### Your task:
Collect every line below that contains the word "title".

### Records for the task:
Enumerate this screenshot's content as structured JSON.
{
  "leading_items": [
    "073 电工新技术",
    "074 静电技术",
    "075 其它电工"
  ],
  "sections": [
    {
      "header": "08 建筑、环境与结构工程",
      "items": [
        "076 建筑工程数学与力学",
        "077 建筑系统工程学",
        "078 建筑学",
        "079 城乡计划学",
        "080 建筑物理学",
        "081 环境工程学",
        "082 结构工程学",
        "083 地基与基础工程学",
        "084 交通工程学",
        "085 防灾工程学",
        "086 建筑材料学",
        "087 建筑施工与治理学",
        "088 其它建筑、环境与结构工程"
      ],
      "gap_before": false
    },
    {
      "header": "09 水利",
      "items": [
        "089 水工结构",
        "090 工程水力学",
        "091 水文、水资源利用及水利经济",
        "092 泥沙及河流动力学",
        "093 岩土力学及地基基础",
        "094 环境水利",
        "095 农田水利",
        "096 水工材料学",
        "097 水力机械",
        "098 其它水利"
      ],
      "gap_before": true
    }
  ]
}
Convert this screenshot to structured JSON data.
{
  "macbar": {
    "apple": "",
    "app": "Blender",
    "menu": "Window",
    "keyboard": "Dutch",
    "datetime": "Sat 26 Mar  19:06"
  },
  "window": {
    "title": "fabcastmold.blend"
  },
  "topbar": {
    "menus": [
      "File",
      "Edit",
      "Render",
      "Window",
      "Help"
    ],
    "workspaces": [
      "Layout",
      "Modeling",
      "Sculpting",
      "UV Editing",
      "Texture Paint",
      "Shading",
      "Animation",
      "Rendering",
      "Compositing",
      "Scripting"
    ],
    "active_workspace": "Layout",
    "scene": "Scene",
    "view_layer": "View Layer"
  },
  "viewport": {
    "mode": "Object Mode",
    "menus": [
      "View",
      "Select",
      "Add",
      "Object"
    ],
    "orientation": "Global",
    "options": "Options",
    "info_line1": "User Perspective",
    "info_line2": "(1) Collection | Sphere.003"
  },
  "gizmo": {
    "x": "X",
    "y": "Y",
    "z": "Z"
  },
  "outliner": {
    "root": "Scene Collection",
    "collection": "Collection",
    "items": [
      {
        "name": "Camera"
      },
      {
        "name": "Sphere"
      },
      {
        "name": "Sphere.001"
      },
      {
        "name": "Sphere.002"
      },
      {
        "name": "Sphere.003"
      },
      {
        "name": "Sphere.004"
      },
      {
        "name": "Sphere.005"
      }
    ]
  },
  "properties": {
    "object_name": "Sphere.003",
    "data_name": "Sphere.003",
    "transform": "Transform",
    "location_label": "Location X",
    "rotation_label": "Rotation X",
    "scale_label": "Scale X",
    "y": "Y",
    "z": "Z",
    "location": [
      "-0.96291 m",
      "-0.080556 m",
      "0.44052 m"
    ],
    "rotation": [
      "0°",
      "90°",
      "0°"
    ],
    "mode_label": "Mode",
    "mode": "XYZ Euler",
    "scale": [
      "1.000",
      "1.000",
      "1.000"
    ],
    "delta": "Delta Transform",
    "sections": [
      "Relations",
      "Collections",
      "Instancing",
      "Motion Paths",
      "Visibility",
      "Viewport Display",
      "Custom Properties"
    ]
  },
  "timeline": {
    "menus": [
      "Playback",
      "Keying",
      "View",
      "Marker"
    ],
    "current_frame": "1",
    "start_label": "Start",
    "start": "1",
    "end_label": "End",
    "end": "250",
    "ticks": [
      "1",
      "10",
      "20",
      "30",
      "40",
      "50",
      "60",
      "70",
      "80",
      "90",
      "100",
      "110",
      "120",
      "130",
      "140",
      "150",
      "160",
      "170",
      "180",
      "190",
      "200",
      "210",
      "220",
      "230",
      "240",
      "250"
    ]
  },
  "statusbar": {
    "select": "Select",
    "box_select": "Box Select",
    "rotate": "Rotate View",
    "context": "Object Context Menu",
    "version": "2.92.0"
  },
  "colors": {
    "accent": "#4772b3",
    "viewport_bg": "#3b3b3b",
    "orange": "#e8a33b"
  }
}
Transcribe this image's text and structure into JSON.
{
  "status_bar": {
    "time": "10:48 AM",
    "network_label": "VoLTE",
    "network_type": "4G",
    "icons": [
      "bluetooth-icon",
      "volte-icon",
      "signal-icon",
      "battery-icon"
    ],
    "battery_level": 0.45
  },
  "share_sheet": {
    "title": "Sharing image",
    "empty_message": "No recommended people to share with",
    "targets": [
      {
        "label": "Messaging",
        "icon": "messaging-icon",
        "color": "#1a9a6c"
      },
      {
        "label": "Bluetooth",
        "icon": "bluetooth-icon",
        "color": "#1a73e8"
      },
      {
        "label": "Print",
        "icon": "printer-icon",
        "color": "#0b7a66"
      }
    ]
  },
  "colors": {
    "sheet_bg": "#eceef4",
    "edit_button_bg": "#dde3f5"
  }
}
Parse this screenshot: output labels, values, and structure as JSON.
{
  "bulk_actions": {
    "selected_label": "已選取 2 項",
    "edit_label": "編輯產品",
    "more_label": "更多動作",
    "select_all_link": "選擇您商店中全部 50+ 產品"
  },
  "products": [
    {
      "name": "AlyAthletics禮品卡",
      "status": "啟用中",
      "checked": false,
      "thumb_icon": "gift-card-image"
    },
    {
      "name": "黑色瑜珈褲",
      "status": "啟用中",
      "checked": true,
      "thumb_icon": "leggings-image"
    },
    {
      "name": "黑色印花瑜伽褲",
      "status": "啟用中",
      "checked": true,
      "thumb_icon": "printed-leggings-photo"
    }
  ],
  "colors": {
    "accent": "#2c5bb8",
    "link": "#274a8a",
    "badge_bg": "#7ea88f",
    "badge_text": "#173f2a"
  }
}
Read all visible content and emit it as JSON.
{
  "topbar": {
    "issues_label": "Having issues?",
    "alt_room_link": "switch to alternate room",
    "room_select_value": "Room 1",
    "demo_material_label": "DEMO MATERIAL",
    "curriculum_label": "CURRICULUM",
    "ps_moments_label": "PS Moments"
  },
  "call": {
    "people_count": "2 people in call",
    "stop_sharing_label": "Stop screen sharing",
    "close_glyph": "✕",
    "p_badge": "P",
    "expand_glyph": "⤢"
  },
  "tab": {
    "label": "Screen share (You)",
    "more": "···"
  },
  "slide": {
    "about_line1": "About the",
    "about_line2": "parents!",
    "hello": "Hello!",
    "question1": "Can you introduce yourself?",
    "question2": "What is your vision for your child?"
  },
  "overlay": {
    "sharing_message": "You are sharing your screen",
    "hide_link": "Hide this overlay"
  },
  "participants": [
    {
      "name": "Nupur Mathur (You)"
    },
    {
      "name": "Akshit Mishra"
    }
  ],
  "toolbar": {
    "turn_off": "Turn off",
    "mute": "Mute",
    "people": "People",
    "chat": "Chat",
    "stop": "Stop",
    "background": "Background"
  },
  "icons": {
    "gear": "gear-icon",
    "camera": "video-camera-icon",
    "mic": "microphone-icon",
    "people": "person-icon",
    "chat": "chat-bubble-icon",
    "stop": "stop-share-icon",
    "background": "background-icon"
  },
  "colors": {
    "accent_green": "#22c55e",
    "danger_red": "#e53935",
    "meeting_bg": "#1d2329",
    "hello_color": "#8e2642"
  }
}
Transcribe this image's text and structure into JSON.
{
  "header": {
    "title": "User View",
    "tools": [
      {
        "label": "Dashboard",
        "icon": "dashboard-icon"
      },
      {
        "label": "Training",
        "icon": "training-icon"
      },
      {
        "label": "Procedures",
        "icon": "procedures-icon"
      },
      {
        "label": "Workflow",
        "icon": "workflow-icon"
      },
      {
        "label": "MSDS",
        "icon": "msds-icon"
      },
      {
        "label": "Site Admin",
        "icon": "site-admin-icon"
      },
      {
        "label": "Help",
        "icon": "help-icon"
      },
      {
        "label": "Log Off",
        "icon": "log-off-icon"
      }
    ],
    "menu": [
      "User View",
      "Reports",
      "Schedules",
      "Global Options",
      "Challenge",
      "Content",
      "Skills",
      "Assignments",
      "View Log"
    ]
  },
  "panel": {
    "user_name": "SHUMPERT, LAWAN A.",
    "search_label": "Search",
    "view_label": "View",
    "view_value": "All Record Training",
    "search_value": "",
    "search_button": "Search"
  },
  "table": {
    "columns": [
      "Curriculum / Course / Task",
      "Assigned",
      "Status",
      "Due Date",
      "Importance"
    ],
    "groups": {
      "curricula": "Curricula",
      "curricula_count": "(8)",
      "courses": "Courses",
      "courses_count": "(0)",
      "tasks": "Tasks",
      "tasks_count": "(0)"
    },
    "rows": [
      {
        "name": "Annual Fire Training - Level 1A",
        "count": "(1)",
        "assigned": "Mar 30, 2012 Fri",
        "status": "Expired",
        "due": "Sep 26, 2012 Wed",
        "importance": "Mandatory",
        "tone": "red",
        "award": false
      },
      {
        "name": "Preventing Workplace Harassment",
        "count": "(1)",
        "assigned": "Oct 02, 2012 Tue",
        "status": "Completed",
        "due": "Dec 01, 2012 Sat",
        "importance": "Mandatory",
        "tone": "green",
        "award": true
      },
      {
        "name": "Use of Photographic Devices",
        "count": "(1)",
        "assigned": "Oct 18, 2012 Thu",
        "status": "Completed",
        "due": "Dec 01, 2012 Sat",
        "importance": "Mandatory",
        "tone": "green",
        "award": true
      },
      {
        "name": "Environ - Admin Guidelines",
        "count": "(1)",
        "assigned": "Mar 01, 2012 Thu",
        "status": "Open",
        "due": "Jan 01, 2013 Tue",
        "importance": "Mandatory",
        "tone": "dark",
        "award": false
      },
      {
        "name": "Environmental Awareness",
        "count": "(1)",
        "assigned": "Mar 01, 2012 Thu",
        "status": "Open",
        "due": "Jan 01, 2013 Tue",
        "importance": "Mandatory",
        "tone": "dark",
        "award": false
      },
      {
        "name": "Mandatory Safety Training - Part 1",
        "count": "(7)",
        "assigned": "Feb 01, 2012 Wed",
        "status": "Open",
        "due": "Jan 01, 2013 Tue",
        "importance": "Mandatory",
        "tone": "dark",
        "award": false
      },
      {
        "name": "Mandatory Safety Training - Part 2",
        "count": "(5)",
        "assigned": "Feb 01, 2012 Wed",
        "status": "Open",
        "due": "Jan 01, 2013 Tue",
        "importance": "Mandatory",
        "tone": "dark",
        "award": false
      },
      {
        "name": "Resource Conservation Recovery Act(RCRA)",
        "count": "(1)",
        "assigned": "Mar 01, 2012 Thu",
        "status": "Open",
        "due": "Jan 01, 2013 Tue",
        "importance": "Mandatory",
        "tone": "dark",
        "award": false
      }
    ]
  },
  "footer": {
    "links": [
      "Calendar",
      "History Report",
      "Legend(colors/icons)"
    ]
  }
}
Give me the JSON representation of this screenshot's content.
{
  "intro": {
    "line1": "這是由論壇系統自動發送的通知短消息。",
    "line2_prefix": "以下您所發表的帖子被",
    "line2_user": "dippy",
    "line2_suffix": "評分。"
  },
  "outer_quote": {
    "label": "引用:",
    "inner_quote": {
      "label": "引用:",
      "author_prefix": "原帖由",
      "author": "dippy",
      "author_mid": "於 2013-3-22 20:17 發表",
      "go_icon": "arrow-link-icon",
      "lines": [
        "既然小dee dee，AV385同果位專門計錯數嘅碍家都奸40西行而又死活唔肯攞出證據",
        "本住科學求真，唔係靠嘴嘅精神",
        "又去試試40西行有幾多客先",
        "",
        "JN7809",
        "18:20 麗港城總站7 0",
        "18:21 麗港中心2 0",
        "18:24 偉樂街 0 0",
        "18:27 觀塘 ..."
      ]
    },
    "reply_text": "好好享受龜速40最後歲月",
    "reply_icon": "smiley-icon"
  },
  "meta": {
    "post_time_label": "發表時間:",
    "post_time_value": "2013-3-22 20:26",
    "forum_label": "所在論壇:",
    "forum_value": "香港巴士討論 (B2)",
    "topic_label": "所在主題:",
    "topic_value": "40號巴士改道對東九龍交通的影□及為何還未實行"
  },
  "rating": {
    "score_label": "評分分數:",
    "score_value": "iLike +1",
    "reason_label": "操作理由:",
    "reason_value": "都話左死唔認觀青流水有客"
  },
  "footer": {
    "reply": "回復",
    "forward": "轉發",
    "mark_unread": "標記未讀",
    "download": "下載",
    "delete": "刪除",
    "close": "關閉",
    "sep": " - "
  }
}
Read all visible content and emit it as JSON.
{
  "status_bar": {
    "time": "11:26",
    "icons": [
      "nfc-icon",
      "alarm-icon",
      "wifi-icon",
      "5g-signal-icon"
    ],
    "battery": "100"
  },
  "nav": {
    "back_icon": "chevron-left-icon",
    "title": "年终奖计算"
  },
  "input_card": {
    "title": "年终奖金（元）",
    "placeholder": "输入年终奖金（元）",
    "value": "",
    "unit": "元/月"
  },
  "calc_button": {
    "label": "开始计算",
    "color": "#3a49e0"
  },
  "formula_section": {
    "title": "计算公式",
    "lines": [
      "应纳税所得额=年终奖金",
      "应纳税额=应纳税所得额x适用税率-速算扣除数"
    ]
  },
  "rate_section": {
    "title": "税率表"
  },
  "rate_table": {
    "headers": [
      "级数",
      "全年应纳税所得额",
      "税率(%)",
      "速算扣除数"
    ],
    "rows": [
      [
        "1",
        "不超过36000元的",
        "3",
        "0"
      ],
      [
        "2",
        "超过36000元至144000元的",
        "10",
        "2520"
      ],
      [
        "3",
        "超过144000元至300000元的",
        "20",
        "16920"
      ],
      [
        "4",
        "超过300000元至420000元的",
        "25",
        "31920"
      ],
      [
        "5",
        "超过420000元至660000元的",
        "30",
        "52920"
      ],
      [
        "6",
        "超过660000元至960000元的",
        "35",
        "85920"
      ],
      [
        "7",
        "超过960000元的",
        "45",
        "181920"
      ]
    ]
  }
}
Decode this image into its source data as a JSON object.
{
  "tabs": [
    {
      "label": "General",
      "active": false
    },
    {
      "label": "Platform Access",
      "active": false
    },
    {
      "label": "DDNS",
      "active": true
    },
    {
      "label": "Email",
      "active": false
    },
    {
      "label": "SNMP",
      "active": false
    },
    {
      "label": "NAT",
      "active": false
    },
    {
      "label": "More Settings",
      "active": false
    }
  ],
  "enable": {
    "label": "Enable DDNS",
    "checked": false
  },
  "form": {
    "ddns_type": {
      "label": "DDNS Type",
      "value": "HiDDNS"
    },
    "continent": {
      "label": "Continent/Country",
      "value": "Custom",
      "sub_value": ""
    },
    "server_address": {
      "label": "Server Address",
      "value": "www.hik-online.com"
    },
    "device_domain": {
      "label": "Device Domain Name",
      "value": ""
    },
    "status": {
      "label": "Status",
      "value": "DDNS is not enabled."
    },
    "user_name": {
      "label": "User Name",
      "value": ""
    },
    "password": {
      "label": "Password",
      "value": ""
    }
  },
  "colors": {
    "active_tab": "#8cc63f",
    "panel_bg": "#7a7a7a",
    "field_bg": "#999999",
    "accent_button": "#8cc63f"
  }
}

### Reply:
    "title": "fabcastmold.blend"
    "title": "Sharing image",
    "title": "User View",
    "title": "年终奖计算"
    "title": "年终奖金（元）",
    "title": "计算公式",
    "title": "税率表"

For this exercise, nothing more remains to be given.